• What you need to do
The data that follows is to be given again, exactly as written.

• The records
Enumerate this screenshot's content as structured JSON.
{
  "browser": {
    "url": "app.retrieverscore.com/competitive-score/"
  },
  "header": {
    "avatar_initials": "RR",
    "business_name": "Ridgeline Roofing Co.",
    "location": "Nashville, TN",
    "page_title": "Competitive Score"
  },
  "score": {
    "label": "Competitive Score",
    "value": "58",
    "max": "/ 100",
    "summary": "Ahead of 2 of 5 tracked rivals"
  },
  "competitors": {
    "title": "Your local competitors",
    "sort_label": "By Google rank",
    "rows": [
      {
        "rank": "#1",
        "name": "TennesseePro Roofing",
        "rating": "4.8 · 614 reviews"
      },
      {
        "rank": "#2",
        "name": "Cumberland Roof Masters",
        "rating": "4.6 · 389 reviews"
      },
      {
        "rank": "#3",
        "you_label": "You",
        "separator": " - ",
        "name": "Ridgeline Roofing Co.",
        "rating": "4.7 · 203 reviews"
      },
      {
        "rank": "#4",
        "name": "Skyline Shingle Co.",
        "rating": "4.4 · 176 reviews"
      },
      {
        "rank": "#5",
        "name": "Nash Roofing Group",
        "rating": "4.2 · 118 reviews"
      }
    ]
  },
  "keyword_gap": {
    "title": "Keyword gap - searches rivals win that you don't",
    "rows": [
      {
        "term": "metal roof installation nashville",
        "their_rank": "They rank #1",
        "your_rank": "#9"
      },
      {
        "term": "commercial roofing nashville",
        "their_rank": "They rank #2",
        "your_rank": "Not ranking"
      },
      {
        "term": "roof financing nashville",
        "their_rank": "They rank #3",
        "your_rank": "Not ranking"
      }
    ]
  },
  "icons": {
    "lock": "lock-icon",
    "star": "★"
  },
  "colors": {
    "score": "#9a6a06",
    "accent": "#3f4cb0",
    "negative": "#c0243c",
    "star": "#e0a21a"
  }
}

• Solution for this exercise
Enumerate this screenshot's content as structured JSON.
{
  "browser": {
    "url": "app.retrieverscore.com/competitive-score/"
  },
  "header": {
    "avatar_initials": "RR",
    "business_name": "Ridgeline Roofing Co.",
    "location": "Nashville, TN",
    "page_title": "Competitive Score"
  },
  "score": {
    "label": "Competitive Score",
    "value": "58",
    "max": "/ 100",
    "summary": "Ahead of 2 of 5 tracked rivals"
  },
  "competitors": {
    "title": "Your local competitors",
    "sort_label": "By Google rank",
    "rows": [
      {
        "rank": "#1",
        "name": "TennesseePro Roofing",
        "rating": "4.8 · 614 reviews"
      },
      {
        "rank": "#2",
        "name": "Cumberland Roof Masters",
        "rating": "4.6 · 389 reviews"
      },
      {
        "rank": "#3",
        "you_label": "You",
        "separator": " - ",
        "name": "Ridgeline Roofing Co.",
        "rating": "4.7 · 203 reviews"
      },
      {
        "rank": "#4",
        "name": "Skyline Shingle Co.",
        "rating": "4.4 · 176 reviews"
      },
      {
        "rank": "#5",
        "name": "Nash Roofing Group",
        "rating": "4.2 · 118 reviews"
      }
    ]
  },
  "keyword_gap": {
    "title": "Keyword gap - searches rivals win that you don't",
    "rows": [
      {
        "term": "metal roof installation nashville",
        "their_rank": "They rank #1",
        "your_rank": "#9"
      },
      {
        "term": "commercial roofing nashville",
        "their_rank": "They rank #2",
        "your_rank": "Not ranking"
      },
      {
        "term": "roof financing nashville",
        "their_rank": "They rank #3",
        "your_rank": "Not ranking"
      }
    ]
  },
  "icons": {
    "lock": "lock-icon",
    "star": "★"
  },
  "colors": {
    "score": "#9a6a06",
    "accent": "#3f4cb0",
    "negative": "#c0243c",
    "star": "#e0a21a"
  }
}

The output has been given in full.